Right when we think the Steroid Era is coming to a close, a report surfaces that has everyone's attention. The implications mean more than just media gold - a shameful demotion of heroes and ballclubs' Plan Bs come into play. As we watch the headlines for more cooperation from Tony Bosch, Bud Selig and MLB's decisions regarding suspension, or anything including "Biogenesis" (which, if you asked me 10 years ago, I would first think of as a Nintendo 64 game title), we can take a look into some of the hypothetical storylines to follow.
One of the most interesting comparisons I've read about is Ryan Braun, who might be considered the "Lance Armstrong of baseball." Braun and the MLB Player's Association won a major appeal over a suspension given out for the beginning of the 2012 season, on the heels of his somewhat surprising 2011 NL MVP award over all-around performer Matt Kemp. If he is found guilty this time around, his successful appeal and defense of his title could all come crumbling down, not to mention the credibility of players league-wide in dealing with drug testing policies.
In addition to A-Rod, Francisco Cervelli and Robinson Cano have also been linked to this report in some way, shape, or form. The spokeswoman from Cano's RC24 charity, Sonia Cruz, was on record with the Miami-based clinic, but it just so happens that her involvement is for her own weight loss interests and has nothing to do with Cano. Cervelli is on record for denial of any illegal substance taken through Biogenesis, but the report is inconclusive to this point.

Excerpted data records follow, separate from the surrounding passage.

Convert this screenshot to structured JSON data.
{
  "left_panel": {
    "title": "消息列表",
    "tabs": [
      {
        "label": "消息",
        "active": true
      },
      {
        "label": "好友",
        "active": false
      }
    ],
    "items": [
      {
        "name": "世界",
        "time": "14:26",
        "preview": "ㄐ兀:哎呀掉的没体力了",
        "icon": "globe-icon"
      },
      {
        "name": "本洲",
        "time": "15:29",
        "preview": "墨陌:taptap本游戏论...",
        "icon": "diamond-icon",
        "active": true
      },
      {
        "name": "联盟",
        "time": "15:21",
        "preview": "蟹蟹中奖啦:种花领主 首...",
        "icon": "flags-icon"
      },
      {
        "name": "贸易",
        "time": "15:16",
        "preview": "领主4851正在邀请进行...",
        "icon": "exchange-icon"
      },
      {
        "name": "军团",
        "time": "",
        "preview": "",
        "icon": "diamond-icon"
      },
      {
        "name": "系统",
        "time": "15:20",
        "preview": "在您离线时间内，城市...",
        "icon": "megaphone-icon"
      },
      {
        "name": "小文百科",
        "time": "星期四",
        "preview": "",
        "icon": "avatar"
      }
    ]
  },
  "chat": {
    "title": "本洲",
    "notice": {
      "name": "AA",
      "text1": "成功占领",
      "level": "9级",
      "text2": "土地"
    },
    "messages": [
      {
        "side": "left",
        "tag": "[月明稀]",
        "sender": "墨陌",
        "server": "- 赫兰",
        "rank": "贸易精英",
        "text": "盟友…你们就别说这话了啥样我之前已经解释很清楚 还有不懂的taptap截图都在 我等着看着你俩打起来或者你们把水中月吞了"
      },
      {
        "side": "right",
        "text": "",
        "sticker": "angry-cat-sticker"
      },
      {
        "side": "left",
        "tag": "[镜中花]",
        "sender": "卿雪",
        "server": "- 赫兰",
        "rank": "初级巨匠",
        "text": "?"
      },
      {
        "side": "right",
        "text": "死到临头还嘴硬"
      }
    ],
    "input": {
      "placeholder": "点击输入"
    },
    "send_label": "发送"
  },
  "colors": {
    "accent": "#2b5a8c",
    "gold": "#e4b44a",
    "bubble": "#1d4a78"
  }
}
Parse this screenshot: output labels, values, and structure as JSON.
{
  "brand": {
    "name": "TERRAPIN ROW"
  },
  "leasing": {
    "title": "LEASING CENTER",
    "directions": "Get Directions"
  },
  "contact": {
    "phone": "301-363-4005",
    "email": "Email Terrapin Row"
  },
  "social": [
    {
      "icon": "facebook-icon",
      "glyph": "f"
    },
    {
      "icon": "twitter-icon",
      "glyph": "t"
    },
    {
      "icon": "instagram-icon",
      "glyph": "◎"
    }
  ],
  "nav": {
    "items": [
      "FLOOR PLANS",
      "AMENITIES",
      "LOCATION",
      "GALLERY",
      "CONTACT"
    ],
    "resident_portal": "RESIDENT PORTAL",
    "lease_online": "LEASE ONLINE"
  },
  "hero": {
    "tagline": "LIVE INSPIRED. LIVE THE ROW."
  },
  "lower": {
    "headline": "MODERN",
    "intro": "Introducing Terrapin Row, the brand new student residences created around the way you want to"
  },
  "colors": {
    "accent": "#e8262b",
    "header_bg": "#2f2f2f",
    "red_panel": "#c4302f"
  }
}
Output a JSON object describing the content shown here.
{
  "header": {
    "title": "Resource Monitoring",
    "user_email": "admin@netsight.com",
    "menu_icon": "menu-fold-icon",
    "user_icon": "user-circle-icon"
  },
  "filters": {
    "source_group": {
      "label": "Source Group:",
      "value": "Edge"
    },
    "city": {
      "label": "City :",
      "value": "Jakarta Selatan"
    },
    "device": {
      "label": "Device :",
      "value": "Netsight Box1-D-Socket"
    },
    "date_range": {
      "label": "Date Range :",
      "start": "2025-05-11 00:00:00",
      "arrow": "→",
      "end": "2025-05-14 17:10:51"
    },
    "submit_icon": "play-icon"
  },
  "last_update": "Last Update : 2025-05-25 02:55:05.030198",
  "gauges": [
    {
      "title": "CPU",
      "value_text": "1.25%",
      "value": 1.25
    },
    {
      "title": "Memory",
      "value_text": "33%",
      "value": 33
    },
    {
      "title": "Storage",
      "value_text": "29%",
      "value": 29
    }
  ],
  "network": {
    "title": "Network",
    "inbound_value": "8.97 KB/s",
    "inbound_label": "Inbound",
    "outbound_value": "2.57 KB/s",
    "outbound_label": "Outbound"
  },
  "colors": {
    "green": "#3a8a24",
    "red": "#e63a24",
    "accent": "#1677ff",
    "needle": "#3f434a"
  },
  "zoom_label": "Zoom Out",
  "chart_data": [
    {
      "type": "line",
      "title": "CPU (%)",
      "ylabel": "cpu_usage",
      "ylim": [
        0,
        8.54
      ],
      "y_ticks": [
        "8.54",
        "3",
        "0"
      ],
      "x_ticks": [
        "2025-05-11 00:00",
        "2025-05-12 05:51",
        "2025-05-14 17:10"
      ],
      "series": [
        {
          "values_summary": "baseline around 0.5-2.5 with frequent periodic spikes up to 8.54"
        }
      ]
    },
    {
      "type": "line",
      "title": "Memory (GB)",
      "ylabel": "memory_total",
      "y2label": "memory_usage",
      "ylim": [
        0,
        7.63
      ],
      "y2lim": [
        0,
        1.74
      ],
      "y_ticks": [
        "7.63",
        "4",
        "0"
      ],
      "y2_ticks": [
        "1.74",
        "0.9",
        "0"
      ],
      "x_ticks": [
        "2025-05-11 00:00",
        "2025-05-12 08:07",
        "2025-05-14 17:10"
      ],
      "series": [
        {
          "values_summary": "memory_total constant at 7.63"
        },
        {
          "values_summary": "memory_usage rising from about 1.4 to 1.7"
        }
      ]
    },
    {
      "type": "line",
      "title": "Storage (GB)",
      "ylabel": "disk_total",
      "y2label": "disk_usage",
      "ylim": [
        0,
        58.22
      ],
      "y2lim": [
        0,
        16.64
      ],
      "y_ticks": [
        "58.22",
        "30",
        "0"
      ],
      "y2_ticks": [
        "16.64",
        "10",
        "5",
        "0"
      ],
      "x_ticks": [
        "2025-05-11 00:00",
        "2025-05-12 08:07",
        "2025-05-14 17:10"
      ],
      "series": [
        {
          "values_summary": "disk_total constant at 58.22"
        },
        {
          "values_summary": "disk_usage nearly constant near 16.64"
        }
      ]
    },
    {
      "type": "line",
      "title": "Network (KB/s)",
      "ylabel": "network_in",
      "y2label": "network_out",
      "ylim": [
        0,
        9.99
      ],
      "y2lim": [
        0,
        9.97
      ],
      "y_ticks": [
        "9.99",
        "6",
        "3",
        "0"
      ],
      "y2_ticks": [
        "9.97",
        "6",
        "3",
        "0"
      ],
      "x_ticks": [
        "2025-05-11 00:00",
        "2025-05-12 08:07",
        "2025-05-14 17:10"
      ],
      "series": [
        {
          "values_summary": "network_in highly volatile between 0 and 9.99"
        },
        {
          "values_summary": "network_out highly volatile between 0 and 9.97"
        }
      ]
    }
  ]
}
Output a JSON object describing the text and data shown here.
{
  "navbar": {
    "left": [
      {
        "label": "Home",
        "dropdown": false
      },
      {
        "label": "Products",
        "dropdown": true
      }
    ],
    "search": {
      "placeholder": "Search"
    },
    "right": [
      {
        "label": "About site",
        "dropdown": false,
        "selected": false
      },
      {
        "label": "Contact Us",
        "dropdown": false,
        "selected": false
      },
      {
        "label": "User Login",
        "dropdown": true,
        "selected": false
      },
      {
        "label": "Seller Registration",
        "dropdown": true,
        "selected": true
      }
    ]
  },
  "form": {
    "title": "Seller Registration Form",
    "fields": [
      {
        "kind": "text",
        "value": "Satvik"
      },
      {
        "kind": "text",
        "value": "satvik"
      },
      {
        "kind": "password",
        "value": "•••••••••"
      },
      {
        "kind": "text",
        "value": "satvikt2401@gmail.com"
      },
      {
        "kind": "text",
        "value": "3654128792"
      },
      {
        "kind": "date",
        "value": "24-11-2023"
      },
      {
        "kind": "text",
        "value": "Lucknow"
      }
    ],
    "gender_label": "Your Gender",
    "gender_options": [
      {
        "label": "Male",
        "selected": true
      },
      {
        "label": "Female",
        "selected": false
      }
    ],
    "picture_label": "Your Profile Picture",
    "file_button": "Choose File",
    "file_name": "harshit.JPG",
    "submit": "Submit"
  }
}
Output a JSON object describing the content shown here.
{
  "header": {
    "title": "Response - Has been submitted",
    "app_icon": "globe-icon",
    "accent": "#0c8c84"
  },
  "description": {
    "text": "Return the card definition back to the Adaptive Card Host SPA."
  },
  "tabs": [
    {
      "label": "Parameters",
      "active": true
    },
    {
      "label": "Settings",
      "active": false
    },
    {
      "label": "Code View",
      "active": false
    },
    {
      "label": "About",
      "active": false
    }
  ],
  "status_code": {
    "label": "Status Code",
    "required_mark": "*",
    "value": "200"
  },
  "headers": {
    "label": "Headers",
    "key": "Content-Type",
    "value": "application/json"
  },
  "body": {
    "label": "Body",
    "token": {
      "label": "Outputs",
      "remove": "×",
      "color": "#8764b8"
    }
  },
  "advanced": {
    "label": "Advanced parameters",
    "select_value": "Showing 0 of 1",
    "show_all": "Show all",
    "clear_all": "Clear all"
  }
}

Because his contract makes it impossible not to, we focus on Alex Rodriguez. A potential repeat offender, A-Rod would set himself among the likes of Bartolo Colon and Melky Cabrera, some of the surprise ex-Yankee PED suspensions from last year. Of course, that would only be a worthwhile grouping if A-Rod were an ex-Yankee. Rodriguez's public comments are all about his rehabilitation from injury and his attempts to get back onto the field, as they should be while everything else is speculation.
An intriguing storyline is the insurance policy the Yankees apparently have on the remaining years of A-Rod's contract. If he were to be unable to return to baseball as a result of his hip injuries, the Yankees would have insurance claims and the potential to earn back around 80% of the money owed to him, according to Jeff Passan of Yahoo Sports. The complicated facets of this idea are that there are multiple claims that would have to be settled, but that could only come after A-Rod agrees to hang up his cleats, either out of legitimate inability or shame, neither of which seems highly likely at this point.
So, the question is, where could the Yankees turn for a third baseman for the next few years is A-Rod is out of the picture? Clearly the team is covered in the short-term, with the platoon of Kevin Youkilis and Jayson Nix providing solid defense and versatility. David Adams would be the most likely in-house candidate, provided that he can remain with the organization after the 40-man roster crunch happens with the stars coming off the 60-day DL.
Outside of the organization, most projected free agent third basemen are 35 and older, and most of the ones who aren't are Juan Uribe (who seems like he is 35 or older), Mark Reynolds (likely outside of the team's price range), and Wilson Betemit (a mistake only to be made once). Endless trade scenarios for players like Chase Headley, Mark Trumbo, and Pablo Sandoval could be made.
An above-average performance from a returning A-Rod or some return money would be ideal for these hobbled Yankees, but it's just as possible that a 100-game suspension is handed down and we remain in third baseman limbo. There are so many possibilities that, unfortunately, all anyone can do is watch the headlines and hope for a positive result.